PROBLEM DETAILS:
Each line below needs to be duplicated without alteration.

RECORD EXCERPTS:
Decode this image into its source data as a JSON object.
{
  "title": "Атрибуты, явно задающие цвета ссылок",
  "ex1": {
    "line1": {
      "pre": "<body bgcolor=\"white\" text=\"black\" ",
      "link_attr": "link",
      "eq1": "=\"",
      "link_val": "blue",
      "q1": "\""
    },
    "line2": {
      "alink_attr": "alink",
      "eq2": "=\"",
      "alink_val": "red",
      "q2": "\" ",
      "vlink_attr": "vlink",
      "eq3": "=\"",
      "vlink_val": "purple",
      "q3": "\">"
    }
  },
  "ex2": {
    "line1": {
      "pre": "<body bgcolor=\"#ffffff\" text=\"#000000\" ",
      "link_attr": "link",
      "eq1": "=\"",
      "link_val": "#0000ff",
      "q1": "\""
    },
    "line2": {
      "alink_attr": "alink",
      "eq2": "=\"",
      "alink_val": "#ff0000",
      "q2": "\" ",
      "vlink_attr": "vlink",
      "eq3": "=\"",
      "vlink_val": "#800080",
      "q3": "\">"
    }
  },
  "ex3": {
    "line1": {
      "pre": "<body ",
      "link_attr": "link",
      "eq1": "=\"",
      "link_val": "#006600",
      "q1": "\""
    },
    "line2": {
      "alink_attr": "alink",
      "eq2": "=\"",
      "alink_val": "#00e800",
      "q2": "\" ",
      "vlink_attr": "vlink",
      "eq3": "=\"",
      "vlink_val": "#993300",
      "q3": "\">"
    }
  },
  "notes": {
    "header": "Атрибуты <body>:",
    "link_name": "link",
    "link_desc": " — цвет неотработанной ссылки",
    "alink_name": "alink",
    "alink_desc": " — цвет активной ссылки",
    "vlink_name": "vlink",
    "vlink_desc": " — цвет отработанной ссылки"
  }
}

OUTPUT FOR THIS EXERCISE:
Decode this image into its source data as a JSON object.
{
  "title": "Атрибуты, явно задающие цвета ссылок",
  "ex1": {
    "line1": {
      "pre": "<body bgcolor=\"white\" text=\"black\" ",
      "link_attr": "link",
      "eq1": "=\"",
      "link_val": "blue",
      "q1": "\""
    },
    "line2": {
      "alink_attr": "alink",
      "eq2": "=\"",
      "alink_val": "red",
      "q2": "\" ",
      "vlink_attr": "vlink",
      "eq3": "=\"",
      "vlink_val": "purple",
      "q3": "\">"
    }
  },
  "ex2": {
    "line1": {
      "pre": "<body bgcolor=\"#ffffff\" text=\"#000000\" ",
      "link_attr": "link",
      "eq1": "=\"",
      "link_val": "#0000ff",
      "q1": "\""
    },
    "line2": {
      "alink_attr": "alink",
      "eq2": "=\"",
      "alink_val": "#ff0000",
      "q2": "\" ",
      "vlink_attr": "vlink",
      "eq3": "=\"",
      "vlink_val": "#800080",
      "q3": "\">"
    }
  },
  "ex3": {
    "line1": {
      "pre": "<body ",
      "link_attr": "link",
      "eq1": "=\"",
      "link_val": "#006600",
      "q1": "\""
    },
    "line2": {
      "alink_attr": "alink",
      "eq2": "=\"",
      "alink_val": "#00e800",
      "q2": "\" ",
      "vlink_attr": "vlink",
      "eq3": "=\"",
      "vlink_val": "#993300",
      "q3": "\">"
    }
  },
  "notes": {
    "header": "Атрибуты <body>:",
    "link_name": "link",
    "link_desc": " — цвет неотработанной ссылки",
    "alink_name": "alink",
    "alink_desc": " — цвет активной ссылки",
    "vlink_name": "vlink",
    "vlink_desc": " — цвет отработанной ссылки"
  }
}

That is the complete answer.